■ **Work required**: Work out how many lines in the listing below include the word "viewing". Give nothing but the number.

■ **Records**:

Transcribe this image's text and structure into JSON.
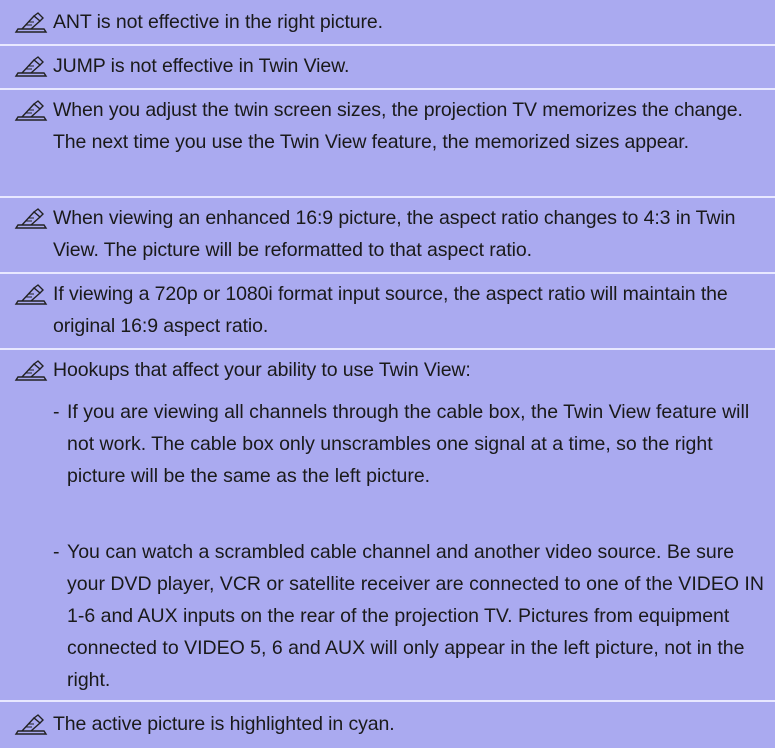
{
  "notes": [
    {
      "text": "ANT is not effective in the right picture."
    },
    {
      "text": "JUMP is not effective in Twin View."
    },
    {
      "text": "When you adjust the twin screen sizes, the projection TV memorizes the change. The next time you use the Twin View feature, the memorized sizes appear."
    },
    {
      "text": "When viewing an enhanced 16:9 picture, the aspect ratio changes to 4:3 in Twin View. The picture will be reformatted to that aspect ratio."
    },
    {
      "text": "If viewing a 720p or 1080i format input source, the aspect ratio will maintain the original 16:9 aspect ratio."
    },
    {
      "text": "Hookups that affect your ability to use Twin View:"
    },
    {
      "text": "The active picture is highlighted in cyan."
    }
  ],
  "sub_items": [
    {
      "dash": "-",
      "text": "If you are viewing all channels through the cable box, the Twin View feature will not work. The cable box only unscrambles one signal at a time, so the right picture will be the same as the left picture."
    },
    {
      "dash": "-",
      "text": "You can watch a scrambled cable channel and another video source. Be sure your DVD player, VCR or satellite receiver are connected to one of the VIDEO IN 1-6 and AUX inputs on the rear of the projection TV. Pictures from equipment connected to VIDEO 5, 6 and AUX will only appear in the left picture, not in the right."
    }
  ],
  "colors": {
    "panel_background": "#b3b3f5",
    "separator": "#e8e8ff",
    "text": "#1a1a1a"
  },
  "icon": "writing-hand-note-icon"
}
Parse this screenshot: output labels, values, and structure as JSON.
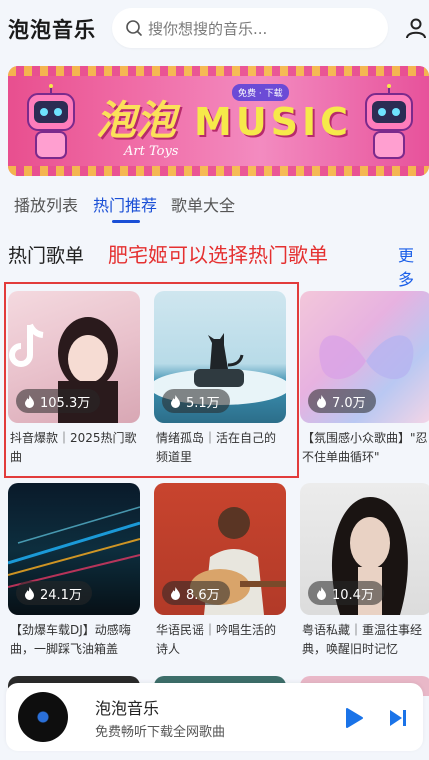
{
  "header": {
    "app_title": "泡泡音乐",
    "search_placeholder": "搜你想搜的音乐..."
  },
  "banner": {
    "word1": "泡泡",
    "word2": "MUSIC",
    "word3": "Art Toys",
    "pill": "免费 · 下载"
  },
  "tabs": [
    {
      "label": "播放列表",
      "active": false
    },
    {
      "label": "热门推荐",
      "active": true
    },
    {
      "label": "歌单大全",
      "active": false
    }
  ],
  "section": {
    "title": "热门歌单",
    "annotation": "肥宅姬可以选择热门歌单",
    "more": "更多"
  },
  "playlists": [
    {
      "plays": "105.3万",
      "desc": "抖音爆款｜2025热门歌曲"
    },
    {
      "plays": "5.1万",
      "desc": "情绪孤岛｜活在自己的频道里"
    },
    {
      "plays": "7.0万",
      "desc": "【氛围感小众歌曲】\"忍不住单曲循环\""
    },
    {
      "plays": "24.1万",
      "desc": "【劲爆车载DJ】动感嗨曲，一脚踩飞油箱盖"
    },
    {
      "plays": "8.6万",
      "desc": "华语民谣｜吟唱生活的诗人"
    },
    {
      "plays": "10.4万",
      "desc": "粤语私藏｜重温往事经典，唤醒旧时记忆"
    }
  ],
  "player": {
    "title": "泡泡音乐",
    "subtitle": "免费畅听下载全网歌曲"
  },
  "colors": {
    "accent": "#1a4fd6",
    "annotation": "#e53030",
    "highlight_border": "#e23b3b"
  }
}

■ **Expected answer**: 3